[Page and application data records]
>>>>>

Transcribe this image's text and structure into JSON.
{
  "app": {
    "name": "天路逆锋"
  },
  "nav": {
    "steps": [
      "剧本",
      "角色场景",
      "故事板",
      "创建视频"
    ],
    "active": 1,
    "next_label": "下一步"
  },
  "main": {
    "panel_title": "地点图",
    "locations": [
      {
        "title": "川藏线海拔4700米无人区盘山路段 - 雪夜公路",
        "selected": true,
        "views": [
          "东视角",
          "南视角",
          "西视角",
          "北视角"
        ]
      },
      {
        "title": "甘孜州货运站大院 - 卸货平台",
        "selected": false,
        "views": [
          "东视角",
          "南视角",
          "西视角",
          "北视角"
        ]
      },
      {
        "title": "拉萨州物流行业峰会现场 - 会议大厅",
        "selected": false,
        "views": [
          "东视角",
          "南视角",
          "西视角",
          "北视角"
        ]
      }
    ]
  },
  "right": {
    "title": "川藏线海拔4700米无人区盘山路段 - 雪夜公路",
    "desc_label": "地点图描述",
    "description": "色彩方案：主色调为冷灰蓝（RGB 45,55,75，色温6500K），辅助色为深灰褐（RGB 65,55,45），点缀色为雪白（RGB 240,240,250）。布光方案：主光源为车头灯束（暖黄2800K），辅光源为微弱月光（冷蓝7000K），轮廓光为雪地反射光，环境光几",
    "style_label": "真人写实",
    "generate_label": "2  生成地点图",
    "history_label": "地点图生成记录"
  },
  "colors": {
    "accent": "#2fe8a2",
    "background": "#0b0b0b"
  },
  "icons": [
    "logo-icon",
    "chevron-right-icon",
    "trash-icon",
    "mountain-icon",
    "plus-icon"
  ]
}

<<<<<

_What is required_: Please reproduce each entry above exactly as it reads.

_Output of the task_:
Transcribe this image's text and structure into JSON.
{
  "app": {
    "name": "天路逆锋"
  },
  "nav": {
    "steps": [
      "剧本",
      "角色场景",
      "故事板",
      "创建视频"
    ],
    "active": 1,
    "next_label": "下一步"
  },
  "main": {
    "panel_title": "地点图",
    "locations": [
      {
        "title": "川藏线海拔4700米无人区盘山路段 - 雪夜公路",
        "selected": true,
        "views": [
          "东视角",
          "南视角",
          "西视角",
          "北视角"
        ]
      },
      {
        "title": "甘孜州货运站大院 - 卸货平台",
        "selected": false,
        "views": [
          "东视角",
          "南视角",
          "西视角",
          "北视角"
        ]
      },
      {
        "title": "拉萨州物流行业峰会现场 - 会议大厅",
        "selected": false,
        "views": [
          "东视角",
          "南视角",
          "西视角",
          "北视角"
        ]
      }
    ]
  },
  "right": {
    "title": "川藏线海拔4700米无人区盘山路段 - 雪夜公路",
    "desc_label": "地点图描述",
    "description": "色彩方案：主色调为冷灰蓝（RGB 45,55,75，色温6500K），辅助色为深灰褐（RGB 65,55,45），点缀色为雪白（RGB 240,240,250）。布光方案：主光源为车头灯束（暖黄2800K），辅光源为微弱月光（冷蓝7000K），轮廓光为雪地反射光，环境光几",
    "style_label": "真人写实",
    "generate_label": "2  生成地点图",
    "history_label": "地点图生成记录"
  },
  "colors": {
    "accent": "#2fe8a2",
    "background": "#0b0b0b"
  },
  "icons": [
    "logo-icon",
    "chevron-right-icon",
    "trash-icon",
    "mountain-icon",
    "plus-icon"
  ]
}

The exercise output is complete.